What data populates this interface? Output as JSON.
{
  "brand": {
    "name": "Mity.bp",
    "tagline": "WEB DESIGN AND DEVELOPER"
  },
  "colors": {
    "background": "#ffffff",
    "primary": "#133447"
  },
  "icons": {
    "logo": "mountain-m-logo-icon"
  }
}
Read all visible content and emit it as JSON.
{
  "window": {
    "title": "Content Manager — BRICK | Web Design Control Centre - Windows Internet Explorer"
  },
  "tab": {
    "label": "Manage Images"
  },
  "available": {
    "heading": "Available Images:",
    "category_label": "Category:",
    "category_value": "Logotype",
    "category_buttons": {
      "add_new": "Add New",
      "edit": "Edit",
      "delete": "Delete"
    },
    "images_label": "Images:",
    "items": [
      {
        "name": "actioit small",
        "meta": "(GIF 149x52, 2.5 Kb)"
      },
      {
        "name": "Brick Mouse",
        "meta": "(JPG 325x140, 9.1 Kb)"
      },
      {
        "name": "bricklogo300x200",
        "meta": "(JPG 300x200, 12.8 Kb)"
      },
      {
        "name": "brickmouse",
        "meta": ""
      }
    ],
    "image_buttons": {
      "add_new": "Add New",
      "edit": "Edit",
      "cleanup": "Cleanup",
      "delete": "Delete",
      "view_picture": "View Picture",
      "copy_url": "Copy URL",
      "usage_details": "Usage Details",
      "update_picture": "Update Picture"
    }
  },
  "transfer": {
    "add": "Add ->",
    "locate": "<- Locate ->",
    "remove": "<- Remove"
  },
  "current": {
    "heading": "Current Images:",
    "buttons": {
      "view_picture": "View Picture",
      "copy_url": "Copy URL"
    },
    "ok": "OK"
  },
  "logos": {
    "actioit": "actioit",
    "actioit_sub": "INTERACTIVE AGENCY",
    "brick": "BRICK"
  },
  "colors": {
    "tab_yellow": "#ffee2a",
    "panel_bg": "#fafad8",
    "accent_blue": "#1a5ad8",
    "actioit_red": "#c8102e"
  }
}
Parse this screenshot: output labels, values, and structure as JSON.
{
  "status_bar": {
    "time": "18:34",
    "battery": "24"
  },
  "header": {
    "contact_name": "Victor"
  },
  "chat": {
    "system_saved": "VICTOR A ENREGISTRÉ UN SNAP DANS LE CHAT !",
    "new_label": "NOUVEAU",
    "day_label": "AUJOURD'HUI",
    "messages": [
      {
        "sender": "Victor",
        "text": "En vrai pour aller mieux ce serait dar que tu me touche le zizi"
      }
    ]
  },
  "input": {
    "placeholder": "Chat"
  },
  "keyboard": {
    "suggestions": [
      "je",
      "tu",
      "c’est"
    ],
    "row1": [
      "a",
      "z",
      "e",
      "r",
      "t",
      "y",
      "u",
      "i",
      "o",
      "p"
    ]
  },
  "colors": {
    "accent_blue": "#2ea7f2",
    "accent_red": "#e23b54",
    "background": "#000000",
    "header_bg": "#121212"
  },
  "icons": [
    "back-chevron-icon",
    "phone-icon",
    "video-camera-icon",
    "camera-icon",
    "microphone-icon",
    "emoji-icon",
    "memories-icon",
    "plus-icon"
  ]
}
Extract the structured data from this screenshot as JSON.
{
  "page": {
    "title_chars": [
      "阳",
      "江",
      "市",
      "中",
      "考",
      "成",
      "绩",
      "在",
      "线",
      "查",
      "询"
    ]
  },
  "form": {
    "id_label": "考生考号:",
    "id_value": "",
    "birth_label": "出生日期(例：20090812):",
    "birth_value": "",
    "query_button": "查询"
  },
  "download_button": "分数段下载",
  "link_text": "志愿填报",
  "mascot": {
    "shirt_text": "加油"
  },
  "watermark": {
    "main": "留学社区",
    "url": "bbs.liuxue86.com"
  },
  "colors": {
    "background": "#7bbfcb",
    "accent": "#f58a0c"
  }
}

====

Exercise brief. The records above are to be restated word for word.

Your response.
What data populates this interface? Output as JSON.
{
  "brand": {
    "name": "Mity.bp",
    "tagline": "WEB DESIGN AND DEVELOPER"
  },
  "colors": {
    "background": "#ffffff",
    "primary": "#133447"
  },
  "icons": {
    "logo": "mountain-m-logo-icon"
  }
}
Read all visible content and emit it as JSON.
{
  "window": {
    "title": "Content Manager — BRICK | Web Design Control Centre - Windows Internet Explorer"
  },
  "tab": {
    "label": "Manage Images"
  },
  "available": {
    "heading": "Available Images:",
    "category_label": "Category:",
    "category_value": "Logotype",
    "category_buttons": {
      "add_new": "Add New",
      "edit": "Edit",
      "delete": "Delete"
    },
    "images_label": "Images:",
    "items": [
      {
        "name": "actioit small",
        "meta": "(GIF 149x52, 2.5 Kb)"
      },
      {
        "name": "Brick Mouse",
        "meta": "(JPG 325x140, 9.1 Kb)"
      },
      {
        "name": "bricklogo300x200",
        "meta": "(JPG 300x200, 12.8 Kb)"
      },
      {
        "name": "brickmouse",
        "meta": ""
      }
    ],
    "image_buttons": {
      "add_new": "Add New",
      "edit": "Edit",
      "cleanup": "Cleanup",
      "delete": "Delete",
      "view_picture": "View Picture",
      "copy_url": "Copy URL",
      "usage_details": "Usage Details",
      "update_picture": "Update Picture"
    }
  },
  "transfer": {
    "add": "Add ->",
    "locate": "<- Locate ->",
    "remove": "<- Remove"
  },
  "current": {
    "heading": "Current Images:",
    "buttons": {
      "view_picture": "View Picture",
      "copy_url": "Copy URL"
    },
    "ok": "OK"
  },
  "logos": {
    "actioit": "actioit",
    "actioit_sub": "INTERACTIVE AGENCY",
    "brick": "BRICK"
  },
  "colors": {
    "tab_yellow": "#ffee2a",
    "panel_bg": "#fafad8",
    "accent_blue": "#1a5ad8",
    "actioit_red": "#c8102e"
  }
}
Parse this screenshot: output labels, values, and structure as JSON.
{
  "status_bar": {
    "time": "18:34",
    "battery": "24"
  },
  "header": {
    "contact_name": "Victor"
  },
  "chat": {
    "system_saved": "VICTOR A ENREGISTRÉ UN SNAP DANS LE CHAT !",
    "new_label": "NOUVEAU",
    "day_label": "AUJOURD'HUI",
    "messages": [
      {
        "sender": "Victor",
        "text": "En vrai pour aller mieux ce serait dar que tu me touche le zizi"
      }
    ]
  },
  "input": {
    "placeholder": "Chat"
  },
  "keyboard": {
    "suggestions": [
      "je",
      "tu",
      "c’est"
    ],
    "row1": [
      "a",
      "z",
      "e",
      "r",
      "t",
      "y",
      "u",
      "i",
      "o",
      "p"
    ]
  },
  "colors": {
    "accent_blue": "#2ea7f2",
    "accent_red": "#e23b54",
    "background": "#000000",
    "header_bg": "#121212"
  },
  "icons": [
    "back-chevron-icon",
    "phone-icon",
    "video-camera-icon",
    "camera-icon",
    "microphone-icon",
    "emoji-icon",
    "memories-icon",
    "plus-icon"
  ]
}
Extract the structured data from this screenshot as JSON.
{
  "page": {
    "title_chars": [
      "阳",
      "江",
      "市",
      "中",
      "考",
      "成",
      "绩",
      "在",
      "线",
      "查",
      "询"
    ]
  },
  "form": {
    "id_label": "考生考号:",
    "id_value": "",
    "birth_label": "出生日期(例：20090812):",
    "birth_value": "",
    "query_button": "查询"
  },
  "download_button": "分数段下载",
  "link_text": "志愿填报",
  "mascot": {
    "shirt_text": "加油"
  },
  "watermark": {
    "main": "留学社区",
    "url": "bbs.liuxue86.com"
  },
  "colors": {
    "background": "#7bbfcb",
    "accent": "#f58a0c"
  }
}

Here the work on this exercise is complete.